⟨

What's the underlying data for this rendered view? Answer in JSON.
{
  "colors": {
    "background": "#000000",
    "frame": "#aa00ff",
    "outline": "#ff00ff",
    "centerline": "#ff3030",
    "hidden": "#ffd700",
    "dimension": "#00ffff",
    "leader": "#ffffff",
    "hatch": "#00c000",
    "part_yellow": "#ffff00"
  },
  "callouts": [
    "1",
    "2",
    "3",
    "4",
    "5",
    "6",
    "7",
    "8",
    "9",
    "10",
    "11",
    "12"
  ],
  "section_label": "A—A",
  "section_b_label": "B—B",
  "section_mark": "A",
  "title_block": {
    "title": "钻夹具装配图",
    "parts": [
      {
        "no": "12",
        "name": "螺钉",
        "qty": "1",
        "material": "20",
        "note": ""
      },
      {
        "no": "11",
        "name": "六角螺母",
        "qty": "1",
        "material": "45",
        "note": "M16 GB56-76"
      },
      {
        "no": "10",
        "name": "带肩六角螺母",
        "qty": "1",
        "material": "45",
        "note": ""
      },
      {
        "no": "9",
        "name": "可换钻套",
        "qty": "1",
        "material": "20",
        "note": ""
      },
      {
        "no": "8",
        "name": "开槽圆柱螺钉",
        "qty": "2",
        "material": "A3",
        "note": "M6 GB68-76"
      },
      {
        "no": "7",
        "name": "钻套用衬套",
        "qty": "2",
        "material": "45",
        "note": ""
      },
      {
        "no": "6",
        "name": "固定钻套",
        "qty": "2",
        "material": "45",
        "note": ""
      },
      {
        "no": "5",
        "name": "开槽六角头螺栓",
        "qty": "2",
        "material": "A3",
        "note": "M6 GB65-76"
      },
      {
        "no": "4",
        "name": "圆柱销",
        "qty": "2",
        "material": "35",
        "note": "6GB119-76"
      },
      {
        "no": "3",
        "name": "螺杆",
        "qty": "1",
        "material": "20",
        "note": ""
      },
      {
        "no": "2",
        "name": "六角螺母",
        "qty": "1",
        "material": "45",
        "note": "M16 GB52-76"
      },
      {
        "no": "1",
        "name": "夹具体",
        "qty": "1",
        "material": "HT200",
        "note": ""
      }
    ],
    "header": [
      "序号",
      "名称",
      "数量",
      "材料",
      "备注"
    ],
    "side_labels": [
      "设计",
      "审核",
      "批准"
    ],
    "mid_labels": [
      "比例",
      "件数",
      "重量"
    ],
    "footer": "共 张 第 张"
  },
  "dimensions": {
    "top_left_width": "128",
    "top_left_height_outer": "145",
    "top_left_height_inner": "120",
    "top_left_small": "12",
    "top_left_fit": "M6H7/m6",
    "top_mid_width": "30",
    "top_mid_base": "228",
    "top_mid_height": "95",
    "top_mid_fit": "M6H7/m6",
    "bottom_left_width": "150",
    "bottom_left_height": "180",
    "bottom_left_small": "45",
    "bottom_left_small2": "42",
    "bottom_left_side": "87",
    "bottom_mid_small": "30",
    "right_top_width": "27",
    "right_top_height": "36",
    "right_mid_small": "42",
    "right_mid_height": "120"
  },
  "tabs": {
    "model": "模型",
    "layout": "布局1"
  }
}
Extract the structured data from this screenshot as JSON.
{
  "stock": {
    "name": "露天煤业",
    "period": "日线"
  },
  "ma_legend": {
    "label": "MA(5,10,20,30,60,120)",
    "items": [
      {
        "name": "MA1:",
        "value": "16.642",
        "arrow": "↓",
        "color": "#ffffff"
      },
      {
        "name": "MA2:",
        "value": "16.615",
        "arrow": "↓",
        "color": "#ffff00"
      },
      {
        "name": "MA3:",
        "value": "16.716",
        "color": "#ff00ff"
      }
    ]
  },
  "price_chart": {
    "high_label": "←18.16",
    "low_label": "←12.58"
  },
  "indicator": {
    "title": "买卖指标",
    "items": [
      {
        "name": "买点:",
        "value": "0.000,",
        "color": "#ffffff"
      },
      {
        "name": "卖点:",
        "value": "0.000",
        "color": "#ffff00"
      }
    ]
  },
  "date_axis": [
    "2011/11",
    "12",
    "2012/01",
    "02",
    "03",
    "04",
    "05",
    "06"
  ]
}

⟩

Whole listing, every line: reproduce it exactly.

What's the underlying data for this rendered view? Answer in JSON.
{
  "colors": {
    "background": "#000000",
    "frame": "#aa00ff",
    "outline": "#ff00ff",
    "centerline": "#ff3030",
    "hidden": "#ffd700",
    "dimension": "#00ffff",
    "leader": "#ffffff",
    "hatch": "#00c000",
    "part_yellow": "#ffff00"
  },
  "callouts": [
    "1",
    "2",
    "3",
    "4",
    "5",
    "6",
    "7",
    "8",
    "9",
    "10",
    "11",
    "12"
  ],
  "section_label": "A—A",
  "section_b_label": "B—B",
  "section_mark": "A",
  "title_block": {
    "title": "钻夹具装配图",
    "parts": [
      {
        "no": "12",
        "name": "螺钉",
        "qty": "1",
        "material": "20",
        "note": ""
      },
      {
        "no": "11",
        "name": "六角螺母",
        "qty": "1",
        "material": "45",
        "note": "M16 GB56-76"
      },
      {
        "no": "10",
        "name": "带肩六角螺母",
        "qty": "1",
        "material": "45",
        "note": ""
      },
      {
        "no": "9",
        "name": "可换钻套",
        "qty": "1",
        "material": "20",
        "note": ""
      },
      {
        "no": "8",
        "name": "开槽圆柱螺钉",
        "qty": "2",
        "material": "A3",
        "note": "M6 GB68-76"
      },
      {
        "no": "7",
        "name": "钻套用衬套",
        "qty": "2",
        "material": "45",
        "note": ""
      },
      {
        "no": "6",
        "name": "固定钻套",
        "qty": "2",
        "material": "45",
        "note": ""
      },
      {
        "no": "5",
        "name": "开槽六角头螺栓",
        "qty": "2",
        "material": "A3",
        "note": "M6 GB65-76"
      },
      {
        "no": "4",
        "name": "圆柱销",
        "qty": "2",
        "material": "35",
        "note": "6GB119-76"
      },
      {
        "no": "3",
        "name": "螺杆",
        "qty": "1",
        "material": "20",
        "note": ""
      },
      {
        "no": "2",
        "name": "六角螺母",
        "qty": "1",
        "material": "45",
        "note": "M16 GB52-76"
      },
      {
        "no": "1",
        "name": "夹具体",
        "qty": "1",
        "material": "HT200",
        "note": ""
      }
    ],
    "header": [
      "序号",
      "名称",
      "数量",
      "材料",
      "备注"
    ],
    "side_labels": [
      "设计",
      "审核",
      "批准"
    ],
    "mid_labels": [
      "比例",
      "件数",
      "重量"
    ],
    "footer": "共 张 第 张"
  },
  "dimensions": {
    "top_left_width": "128",
    "top_left_height_outer": "145",
    "top_left_height_inner": "120",
    "top_left_small": "12",
    "top_left_fit": "M6H7/m6",
    "top_mid_width": "30",
    "top_mid_base": "228",
    "top_mid_height": "95",
    "top_mid_fit": "M6H7/m6",
    "bottom_left_width": "150",
    "bottom_left_height": "180",
    "bottom_left_small": "45",
    "bottom_left_small2": "42",
    "bottom_left_side": "87",
    "bottom_mid_small": "30",
    "right_top_width": "27",
    "right_top_height": "36",
    "right_mid_small": "42",
    "right_mid_height": "120"
  },
  "tabs": {
    "model": "模型",
    "layout": "布局1"
  }
}
Extract the structured data from this screenshot as JSON.
{
  "stock": {
    "name": "露天煤业",
    "period": "日线"
  },
  "ma_legend": {
    "label": "MA(5,10,20,30,60,120)",
    "items": [
      {
        "name": "MA1:",
        "value": "16.642",
        "arrow": "↓",
        "color": "#ffffff"
      },
      {
        "name": "MA2:",
        "value": "16.615",
        "arrow": "↓",
        "color": "#ffff00"
      },
      {
        "name": "MA3:",
        "value": "16.716",
        "color": "#ff00ff"
      }
    ]
  },
  "price_chart": {
    "high_label": "←18.16",
    "low_label": "←12.58"
  },
  "indicator": {
    "title": "买卖指标",
    "items": [
      {
        "name": "买点:",
        "value": "0.000,",
        "color": "#ffffff"
      },
      {
        "name": "卖点:",
        "value": "0.000",
        "color": "#ffff00"
      }
    ]
  },
  "date_axis": [
    "2011/11",
    "12",
    "2012/01",
    "02",
    "03",
    "04",
    "05",
    "06"
  ]
}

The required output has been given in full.